She Leads project boosts girls’ leadership

8 March 2022

The She Leads project will increase girls’ leadership and provide equal opportunities in Ghana.


Participants at the media launch of She Leads.

Plan International is worried about the lack of better job opportunities and leadership positions for women despite efforts to improve the situation over several years in Ghana.

Mr. Solomon Tesfamariam, Country Director of Plan International Ghana, expressed the concern and said better education and economic growth had still not translated into better jobs for women and girls.

Speaking at the media launch of the She Leads Project in Accra, Mr. Tesfamariam said women’s participation in the labour market had stagnated and even declined in the last few years.

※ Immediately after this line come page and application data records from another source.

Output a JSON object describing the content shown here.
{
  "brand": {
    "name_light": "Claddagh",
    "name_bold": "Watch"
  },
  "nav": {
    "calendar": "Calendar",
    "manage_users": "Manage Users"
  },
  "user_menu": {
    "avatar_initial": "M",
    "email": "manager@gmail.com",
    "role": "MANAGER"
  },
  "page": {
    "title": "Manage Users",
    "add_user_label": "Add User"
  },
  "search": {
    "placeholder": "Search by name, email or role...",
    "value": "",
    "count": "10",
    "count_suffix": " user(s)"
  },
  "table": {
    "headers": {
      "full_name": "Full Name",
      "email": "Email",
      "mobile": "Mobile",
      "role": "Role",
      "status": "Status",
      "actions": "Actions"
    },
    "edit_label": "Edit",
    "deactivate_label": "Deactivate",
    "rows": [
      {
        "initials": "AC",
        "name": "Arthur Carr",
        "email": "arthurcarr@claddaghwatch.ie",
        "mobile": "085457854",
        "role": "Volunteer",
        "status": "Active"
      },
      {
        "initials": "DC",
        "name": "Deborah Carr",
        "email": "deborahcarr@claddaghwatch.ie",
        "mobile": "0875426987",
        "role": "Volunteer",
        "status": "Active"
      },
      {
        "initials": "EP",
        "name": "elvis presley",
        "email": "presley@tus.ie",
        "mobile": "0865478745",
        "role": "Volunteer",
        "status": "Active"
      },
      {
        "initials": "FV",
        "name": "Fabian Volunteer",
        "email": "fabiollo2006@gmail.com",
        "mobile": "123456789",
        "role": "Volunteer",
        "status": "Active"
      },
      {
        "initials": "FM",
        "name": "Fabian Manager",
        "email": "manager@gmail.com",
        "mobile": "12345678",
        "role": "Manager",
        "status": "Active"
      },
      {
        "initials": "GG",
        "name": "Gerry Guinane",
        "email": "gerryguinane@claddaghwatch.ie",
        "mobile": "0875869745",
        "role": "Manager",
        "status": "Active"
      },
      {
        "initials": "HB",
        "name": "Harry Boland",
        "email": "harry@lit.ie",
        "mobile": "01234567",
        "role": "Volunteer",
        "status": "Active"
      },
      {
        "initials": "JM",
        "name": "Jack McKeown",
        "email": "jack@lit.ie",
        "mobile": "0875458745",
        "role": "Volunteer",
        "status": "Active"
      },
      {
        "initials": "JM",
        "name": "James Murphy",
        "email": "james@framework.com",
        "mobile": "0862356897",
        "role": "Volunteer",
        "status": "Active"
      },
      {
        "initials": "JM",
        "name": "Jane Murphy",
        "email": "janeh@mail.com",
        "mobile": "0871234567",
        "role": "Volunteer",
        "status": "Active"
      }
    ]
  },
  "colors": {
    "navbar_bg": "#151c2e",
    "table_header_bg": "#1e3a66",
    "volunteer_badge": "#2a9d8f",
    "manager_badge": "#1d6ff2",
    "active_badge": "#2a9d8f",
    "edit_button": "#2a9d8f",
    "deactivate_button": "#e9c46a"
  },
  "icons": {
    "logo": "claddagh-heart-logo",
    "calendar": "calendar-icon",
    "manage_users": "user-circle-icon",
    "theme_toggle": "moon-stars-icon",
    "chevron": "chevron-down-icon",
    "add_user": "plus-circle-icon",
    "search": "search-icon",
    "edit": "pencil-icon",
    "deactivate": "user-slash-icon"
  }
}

Transform stereotypes

She Leads is a 5-year project funded by the Dutch government that increases girls’ and young women’s decision-making and transforms gender norms in formal and informal institutions. We are working towards the normalisation of girls and young women in leadership positions and decision-making spaces at all levels.

If we strengthen women’s capabilities and access to resources, the prospect of leadership will be within the reach of many more women.

The project is being implemented by a consortium made up of Plan International Ghana, Defence for Children International, Africa Women’s Development and Communication Network, and Terre des Hommes the Netherlands.

For the past year, some selected districts in Greater Accra, Ashanti, Upper East, Upper West, Northern and Central Regions have benefitted from the project through local civil society organisations.

The media launch, which coincided with International Women’s Day, created awareness of the project, and highlighted the success stories so far.

Boost for female entrepreneurs

Mr. Tesfamariam said She Leads will promote an enabling policy environment that increases numbers of female entrepreneurs and access to digital technology among girls and young women.

The project will also promote entrepreneurship as a catalyst for advancing women’s economic empowerment. Tesfamariam said, “If we strengthen women’s capabilities and access to resources, the prospect of leadership will be within the reach of many more women in Ghana.”

He said recognising the contributions of women and girls around the world for leading the charge on climate change adaptation, mitigation and responses to build a more sustainable future for all, was strongly connected to the campaign.

Mr. Theophilous Ayugani, Policy Officer, Gender and Governance at the Dutch Embassy, said “The Embassy believes that the inclusion of young women and girls is a pre-requisite for sustainable development. The Netherlands Government places gender as a key priority in its development interventions in Ghana.”

The Embassy, he said, was happy about the progress made so far after 1 year of implementation of the project and urged the consortium and its partners to do more to create a level playing for girls and young women to strive.

Girls Get Equal, Youth empowerment, girls’ leadership, Livelihoods